→ **Extracted material**
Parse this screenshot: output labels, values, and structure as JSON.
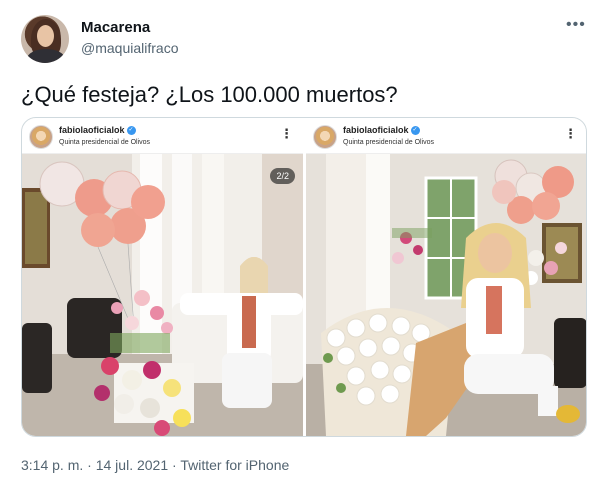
{
  "author": {
    "name": "Macarena",
    "handle": "@maquialifraco"
  },
  "tweet": {
    "text": "¿Qué festeja? ¿Los 100.000 muertos?",
    "more_icon": "more-horizontal-icon"
  },
  "media": {
    "left": {
      "ig_user": "fabiolaoficialok",
      "ig_location": "Quinta presidencial de Olivos",
      "counter": "2/2"
    },
    "right": {
      "ig_user": "fabiolaoficialok",
      "ig_location": "Quinta presidencial de Olivos"
    }
  },
  "meta": {
    "time": "3:14 p. m.",
    "separator": "·",
    "date": "14 jul. 2021",
    "source": "Twitter for iPhone"
  }
}
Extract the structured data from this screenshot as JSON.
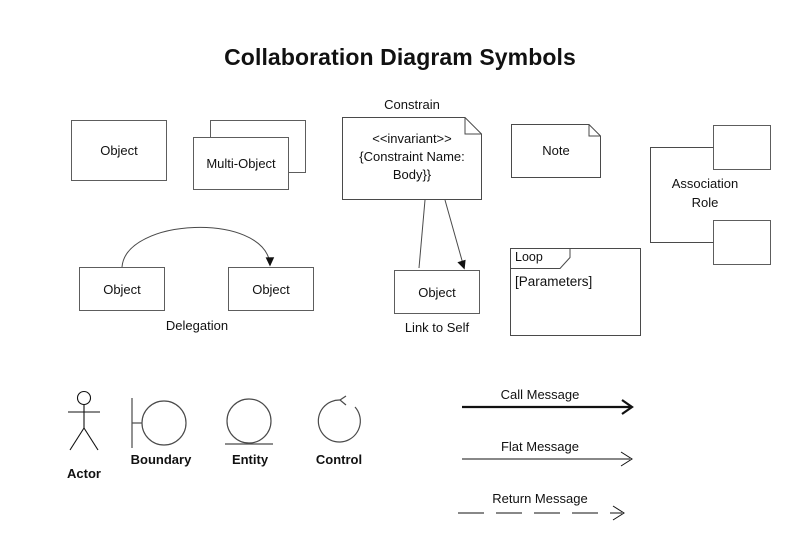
{
  "title": "Collaboration Diagram Symbols",
  "symbols": {
    "object": {
      "label": "Object"
    },
    "multi_object": {
      "label": "Multi-Object"
    },
    "constrain": {
      "caption": "Constrain",
      "line1": "<<invariant>>",
      "line2": "{Constraint Name:",
      "line3": "Body}}"
    },
    "note": {
      "label": "Note"
    },
    "association_role": {
      "line1": "Association",
      "line2": "Role"
    },
    "delegation": {
      "caption": "Delegation",
      "source_label": "Object",
      "target_label": "Object"
    },
    "link_to_self": {
      "caption": "Link to Self",
      "object_label": "Object"
    },
    "loop": {
      "frame_label": "Loop",
      "parameters": "[Parameters]"
    }
  },
  "stereotypes": [
    {
      "name": "Actor",
      "icon": "actor-stick-figure-icon"
    },
    {
      "name": "Boundary",
      "icon": "boundary-circle-icon"
    },
    {
      "name": "Entity",
      "icon": "entity-circle-icon"
    },
    {
      "name": "Control",
      "icon": "control-circle-arrow-icon"
    }
  ],
  "messages": [
    {
      "label": "Call Message",
      "style": "solid-thick"
    },
    {
      "label": "Flat Message",
      "style": "solid-thin"
    },
    {
      "label": "Return Message",
      "style": "dashed"
    }
  ],
  "colors": {
    "background": "#ffffff",
    "line": "#4a4a4a",
    "text": "#111111",
    "accent_line": "#111111"
  }
}
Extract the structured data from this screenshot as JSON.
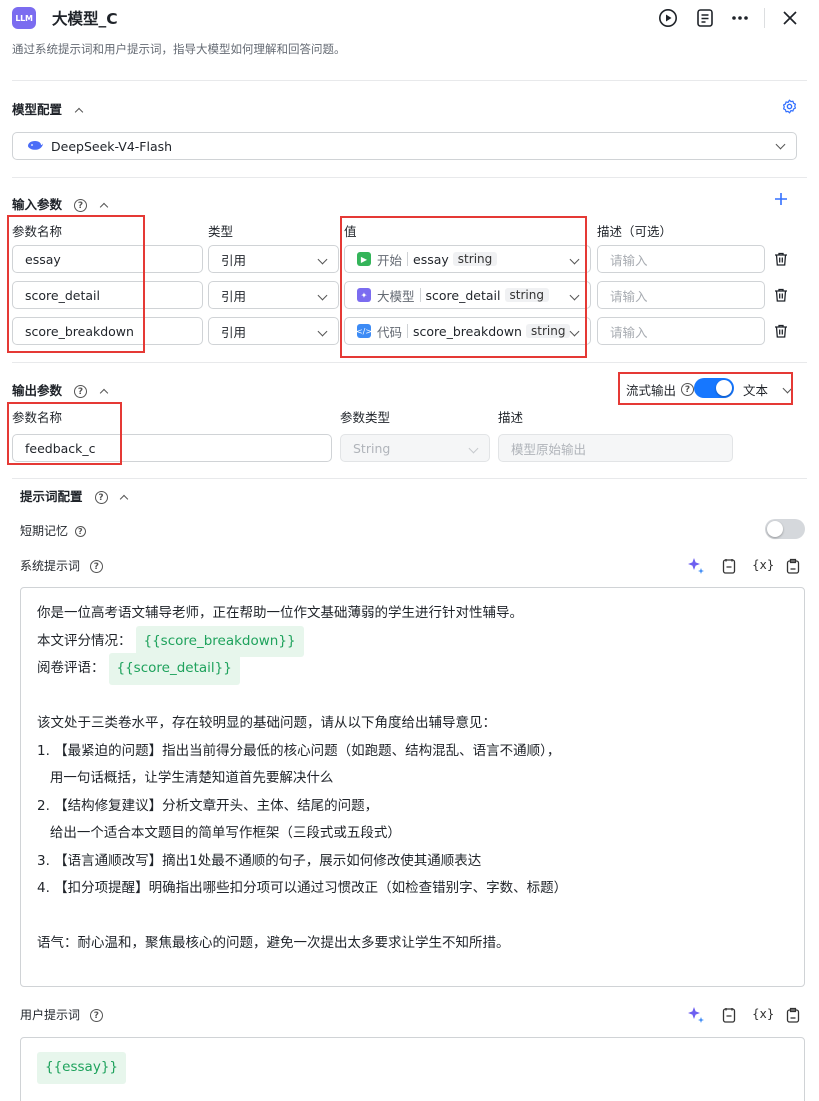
{
  "header": {
    "logo_text": "LLM",
    "title": "大模型_C",
    "description": "通过系统提示词和用户提示词，指导大模型如何理解和回答问题。",
    "icons": [
      "play-icon",
      "notes-icon",
      "more-icon",
      "close-icon"
    ]
  },
  "model_config": {
    "title": "模型配置",
    "model_name": "DeepSeek-V4-Flash",
    "model_icon": "whale-icon",
    "accent": "#3370ff"
  },
  "input_params": {
    "title": "输入参数",
    "col_name": "参数名称",
    "col_type": "类型",
    "col_value": "值",
    "col_desc": "描述（可选）",
    "rows": [
      {
        "name": "essay",
        "type": "引用",
        "source": "开始",
        "source_color": "#34b45a",
        "field": "essay",
        "dtype": "string",
        "desc_placeholder": "请输入"
      },
      {
        "name": "score_detail",
        "type": "引用",
        "source": "大模型",
        "source_color": "#7b6cf0",
        "field": "score_detail",
        "dtype": "string",
        "desc_placeholder": "请输入"
      },
      {
        "name": "score_breakdown",
        "type": "引用",
        "source": "代码",
        "source_color": "#3d8bf5",
        "field": "score_breakdown",
        "dtype": "string",
        "desc_placeholder": "请输入"
      }
    ]
  },
  "output_params": {
    "title": "输出参数",
    "stream_label": "流式输出",
    "stream_on": true,
    "format": "文本",
    "col_name": "参数名称",
    "col_type": "参数类型",
    "col_desc": "描述",
    "name": "feedback_c",
    "type": "String",
    "desc_placeholder": "模型原始输出"
  },
  "prompt_config": {
    "title": "提示词配置",
    "memory_label": "短期记忆",
    "memory_on": false,
    "system_label": "系统提示词",
    "user_label": "用户提示词",
    "system_lines": [
      {
        "text": "你是一位高考语文辅导老师，正在帮助一位作文基础薄弱的学生进行针对性辅导。"
      },
      {
        "text": "本文评分情况：",
        "pill": "{{score_breakdown}}"
      },
      {
        "text": "阅卷评语：",
        "pill": "{{score_detail}}"
      },
      {
        "text": ""
      },
      {
        "text": "该文处于三类卷水平，存在较明显的基础问题，请从以下角度给出辅导意见："
      },
      {
        "text": "1. 【最紧迫的问题】指出当前得分最低的核心问题（如跑题、结构混乱、语言不通顺），"
      },
      {
        "text": "   用一句话概括，让学生清楚知道首先要解决什么"
      },
      {
        "text": "2. 【结构修复建议】分析文章开头、主体、结尾的问题，"
      },
      {
        "text": "   给出一个适合本文题目的简单写作框架（三段式或五段式）"
      },
      {
        "text": "3. 【语言通顺改写】摘出1处最不通顺的句子，展示如何修改使其通顺表达"
      },
      {
        "text": "4. 【扣分项提醒】明确指出哪些扣分项可以通过习惯改正（如检查错别字、字数、标题）"
      },
      {
        "text": ""
      },
      {
        "text": "语气：耐心温和，聚焦最核心的问题，避免一次提出太多要求让学生不知所措。"
      }
    ],
    "user_pill": "{{essay}}",
    "toolbar": {
      "var_label": "{x}"
    }
  }
}
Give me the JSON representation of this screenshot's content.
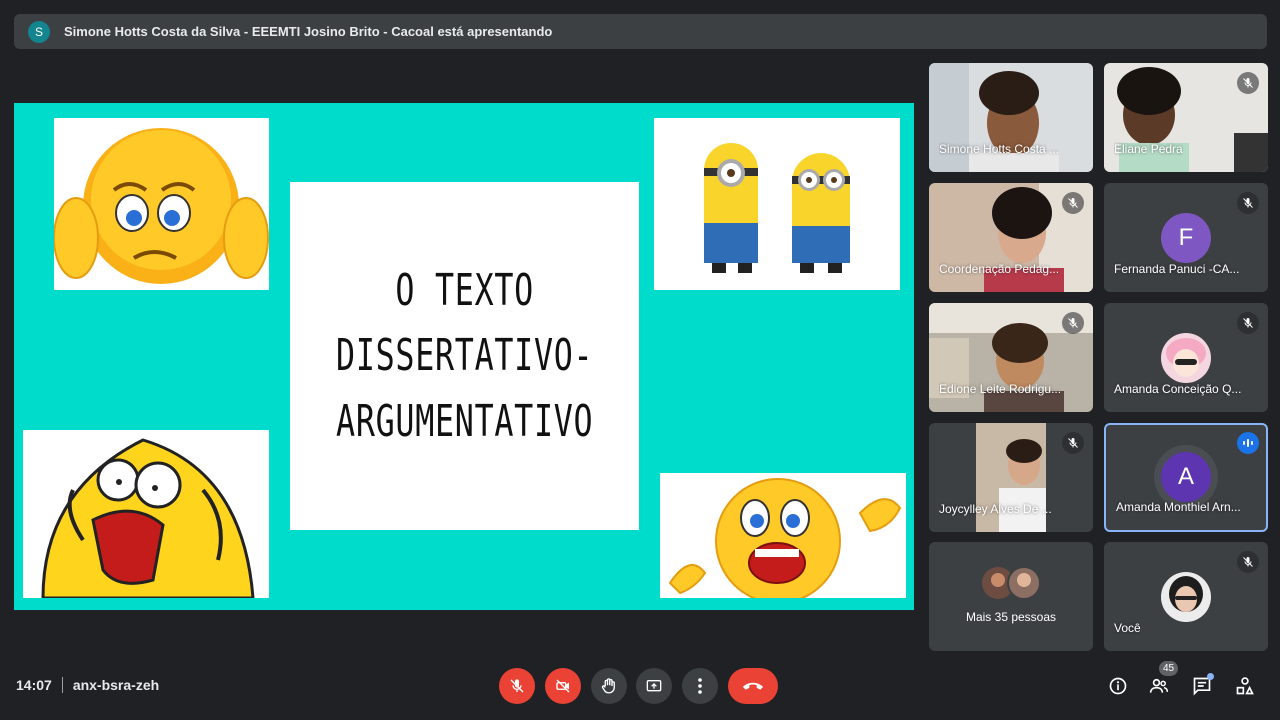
{
  "banner": {
    "avatar_letter": "S",
    "text": "Simone Hotts Costa da Silva - EEEMTI Josino Brito - Cacoal está apresentando"
  },
  "slide": {
    "title_lines": [
      "O TEXTO",
      "DISSERTATIVO-",
      "ARGUMENTATIVO"
    ]
  },
  "participants": [
    {
      "name": "Simone Hotts Costa ...",
      "muted": false
    },
    {
      "name": "Eliane Pedra",
      "muted": true
    },
    {
      "name": "Coordenação Pedag...",
      "muted": true
    },
    {
      "name": "Fernanda Panuci -CA...",
      "muted": true,
      "avatar_letter": "F",
      "avatar_color": "#7e57c2"
    },
    {
      "name": "Edione Leite Rodrigu...",
      "muted": true
    },
    {
      "name": "Amanda Conceição Q...",
      "muted": true
    },
    {
      "name": "Joycylley Alves De ...",
      "muted": true
    },
    {
      "name": "Amanda Monthiel Arn...",
      "speaking": true,
      "avatar_letter": "A",
      "avatar_color": "#5e35b1"
    },
    {
      "name": "Mais 35 pessoas"
    },
    {
      "name": "Você",
      "muted": true
    }
  ],
  "meeting": {
    "time": "14:07",
    "code": "anx-bsra-zeh"
  },
  "controls": {
    "mic": "mic-off-icon",
    "camera": "camera-off-icon",
    "hand": "raise-hand-icon",
    "present": "present-screen-icon",
    "more": "more-options-icon",
    "hangup": "hang-up-icon"
  },
  "right_controls": {
    "people_count": "45"
  },
  "colors": {
    "accent": "#8ab4f8",
    "danger": "#ea4335",
    "slide_bg": "#00dccb"
  }
}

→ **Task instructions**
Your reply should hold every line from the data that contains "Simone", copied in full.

→ **Reply**
    "text": "Simone Hotts Costa da Silva - EEEMTI Josino Brito - Cacoal está apresentando"
      "name": "Simone Hotts Costa ...",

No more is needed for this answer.